(Reuters) - A U.S. judge has rejected Rockwell Medical Inc's RMTI.O request to block two investors who have launched a proxy fight against the biopharmaceuticals company from soliciting shareholder votes ahead of its June 1 annual meeting.

Wednesday’s ruling by U.S. District Judge Robert Cleland in Detroit marked a victory for David Richmond, chairman of wealth management firm Richmond Brothers Inc, and investor Mark Ravich, who they nominated for a seat on Rockwell’s board.

Richmond Brothers and Ravich together with their affiliates own 11.7 percent of the company’s outstanding common stock. Rockwell has been fighting Ravich’s nomination.

“The ruling makes clear that shareholders will be afforded a full opportunity to cast their votes as they deem appropriate,” Richmond and Ravich said in a joint statement on Thursday.

A spokesman for Rockwell did not immediately respond to a request for comment.

In a lawsuit filed in March, Rockwell said Richmond and Ravich had since February 2016 been acting in concert to acquire and hold voting shares as part of a campaign to wrest control from Robert Chioini, its founder and chief executive.

The lawsuit said in doing so, the investors violated a U.S. Securities and Exchange Commission regulation by failing to register as a shareholder group at the time, something they ultimately did in February 2017.

Wixom, Michigan-based Rockwell contended the filing with the SEC was not only late but misrepresented the number of shares over which the defendants had the ability to direct the vote.

The company sought an injunction requiring Richmond and Ravich to file a corrected group registration with the SEC and to prohibit them from soliciting shareholder votes to provide a “cooling off” period so investors could digest the information.

In his decision, Cleland said Rockwell’s request that he require the investors submit a supplemental filing with the SEC regarding their voting power had been mooted after they submitted a new filing that addressed that issue.

Such an order, he wrote, “might result in substantial harm to Defendants and shareholders by inducing a loss of a board election by an insurgent shareholder group that could otherwise have won.”

The judge said the evidence to date also did not suggest Rockwell would ultimately be able to succeed in proving the investors had formed a shareholder group before February 2017.

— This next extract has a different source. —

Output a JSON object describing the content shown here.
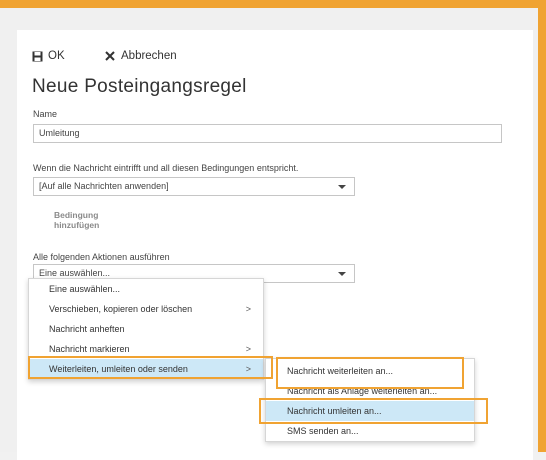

The case is Rockwell Medical Inc v. Richmond Brothers Inc, et al, U.S. District Court, Eastern District of Michigan, No. 17-10757.

Reporting by Nate Raymond in Boston; additional reporting by Michael Flaherty in New York; editing by Grant McCool